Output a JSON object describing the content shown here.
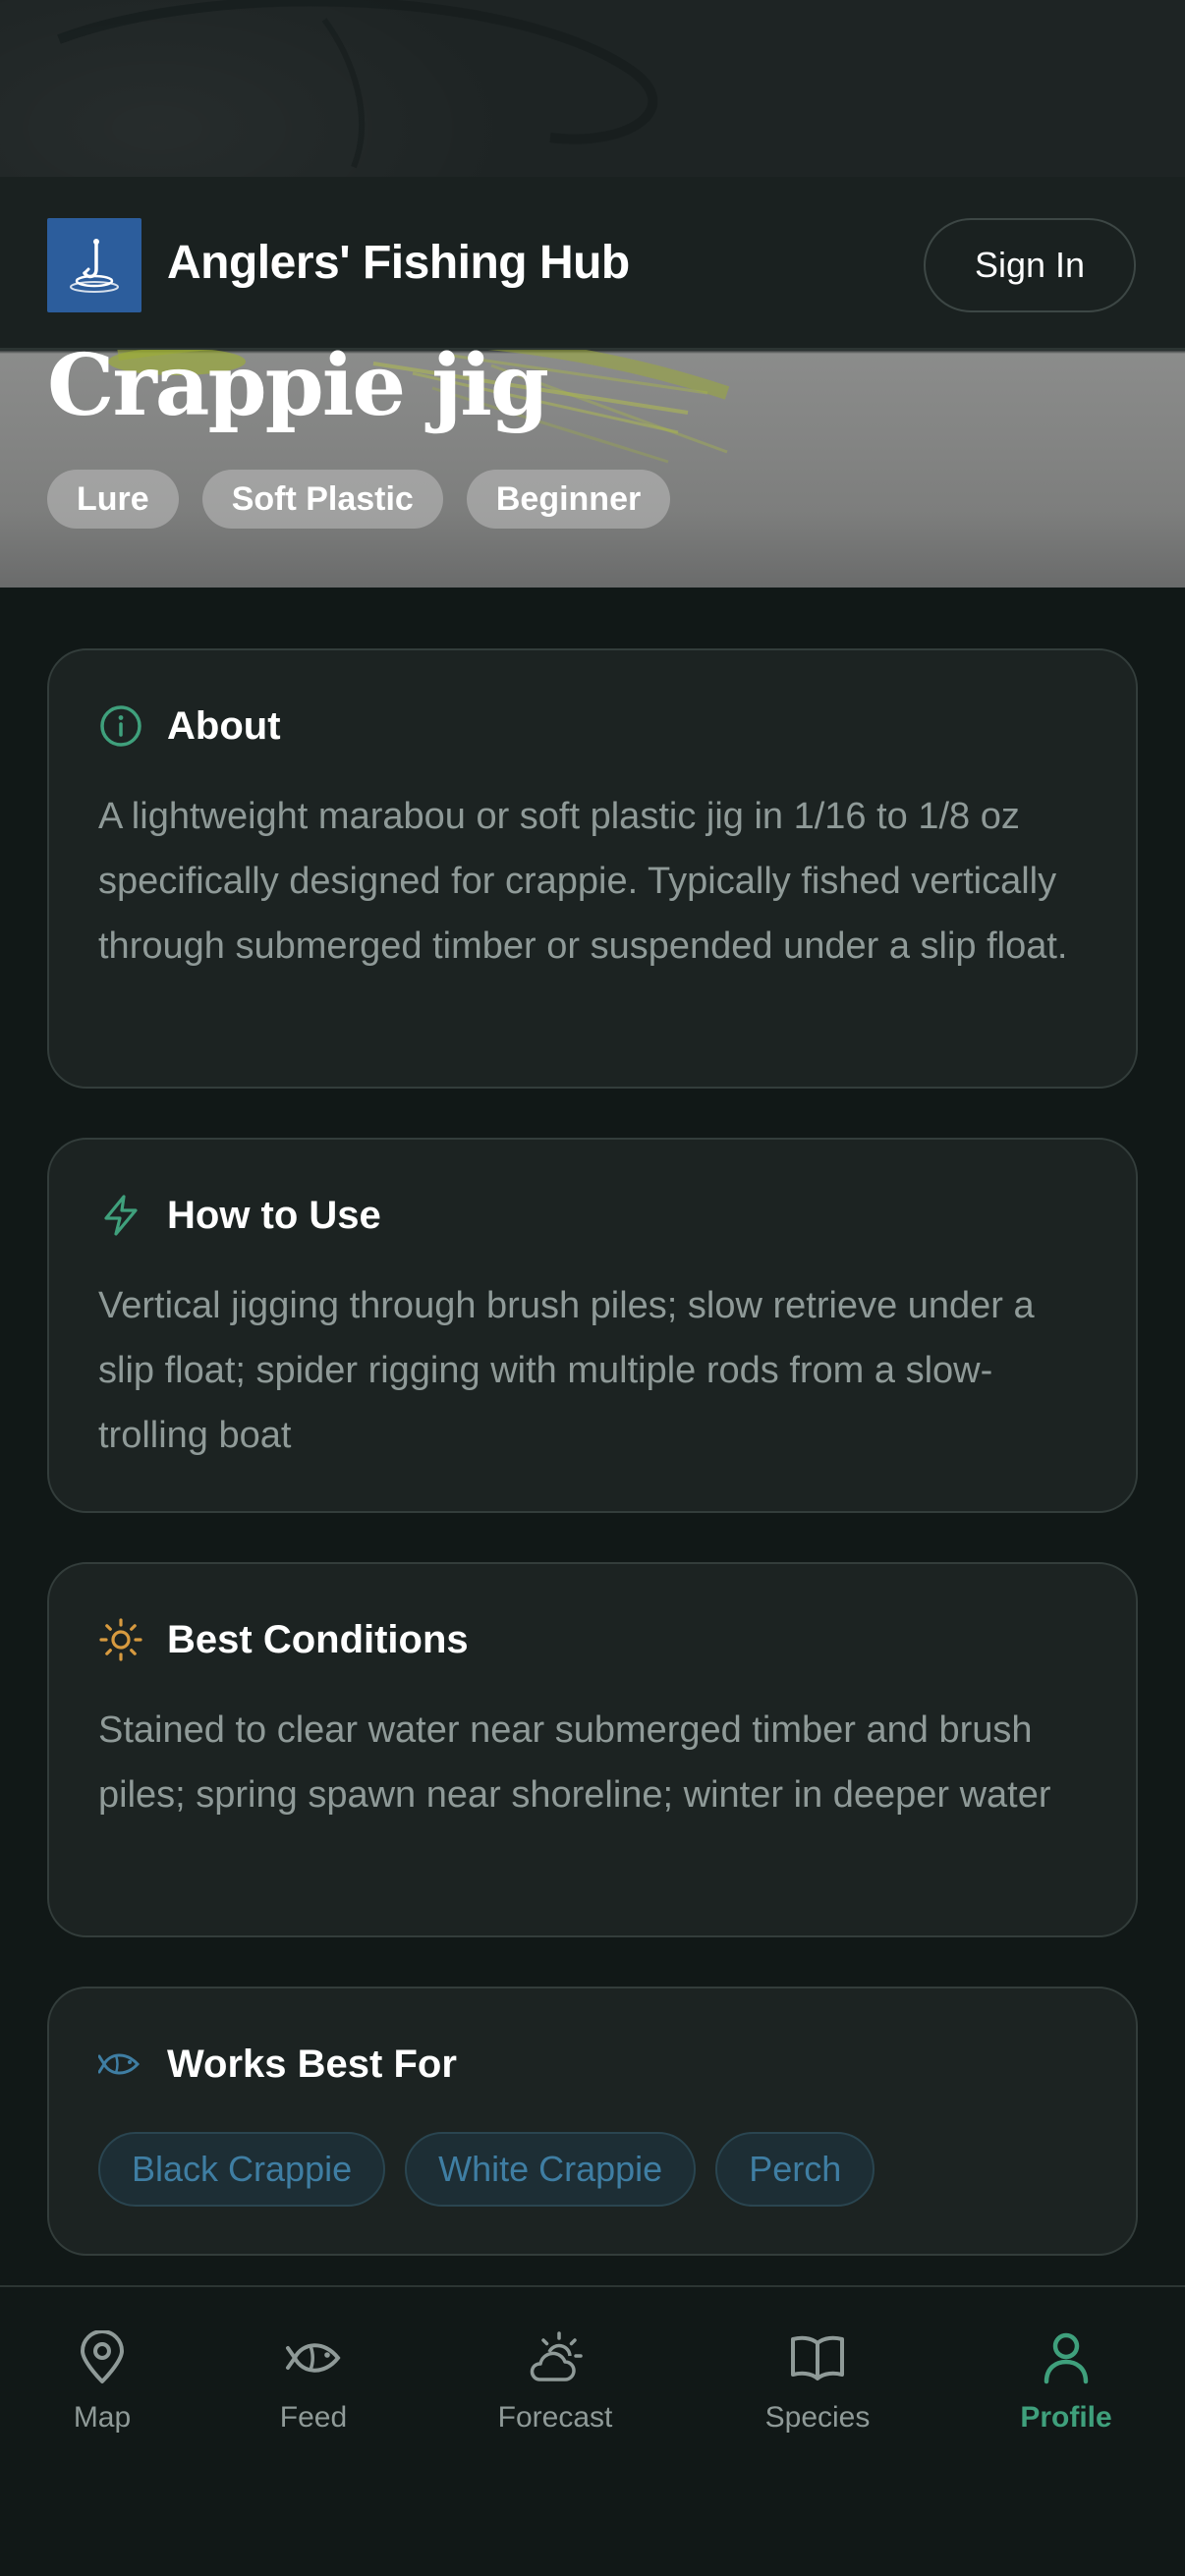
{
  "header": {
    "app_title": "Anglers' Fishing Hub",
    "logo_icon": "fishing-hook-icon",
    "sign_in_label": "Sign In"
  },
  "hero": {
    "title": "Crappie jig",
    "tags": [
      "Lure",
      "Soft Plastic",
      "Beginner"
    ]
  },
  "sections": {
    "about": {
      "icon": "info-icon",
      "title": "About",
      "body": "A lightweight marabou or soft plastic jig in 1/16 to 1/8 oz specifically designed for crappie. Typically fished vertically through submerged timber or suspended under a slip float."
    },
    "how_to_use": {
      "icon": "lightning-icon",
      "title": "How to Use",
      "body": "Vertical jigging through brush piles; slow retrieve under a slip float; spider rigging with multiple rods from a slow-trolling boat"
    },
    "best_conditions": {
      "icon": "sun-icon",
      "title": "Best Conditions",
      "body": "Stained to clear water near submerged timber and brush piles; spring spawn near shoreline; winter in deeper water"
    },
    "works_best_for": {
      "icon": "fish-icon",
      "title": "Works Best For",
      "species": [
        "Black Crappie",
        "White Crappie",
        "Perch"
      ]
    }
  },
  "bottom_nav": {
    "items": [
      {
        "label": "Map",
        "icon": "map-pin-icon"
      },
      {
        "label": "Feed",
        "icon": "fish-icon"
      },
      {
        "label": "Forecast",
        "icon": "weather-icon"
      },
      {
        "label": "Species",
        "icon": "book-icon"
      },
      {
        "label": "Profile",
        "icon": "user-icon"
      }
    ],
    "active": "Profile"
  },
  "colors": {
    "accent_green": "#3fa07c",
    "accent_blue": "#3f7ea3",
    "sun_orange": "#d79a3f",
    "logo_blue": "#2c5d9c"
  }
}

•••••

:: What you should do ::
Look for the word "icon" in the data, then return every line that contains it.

:: Answer area ::
    "logo_icon": "fishing-hook-icon",
      "icon": "info-icon",
      "icon": "lightning-icon",
      "icon": "sun-icon",
      "icon": "fish-icon",
        "icon": "map-pin-icon"
        "icon": "fish-icon"
        "icon": "weather-icon"
        "icon": "book-icon"
        "icon": "user-icon"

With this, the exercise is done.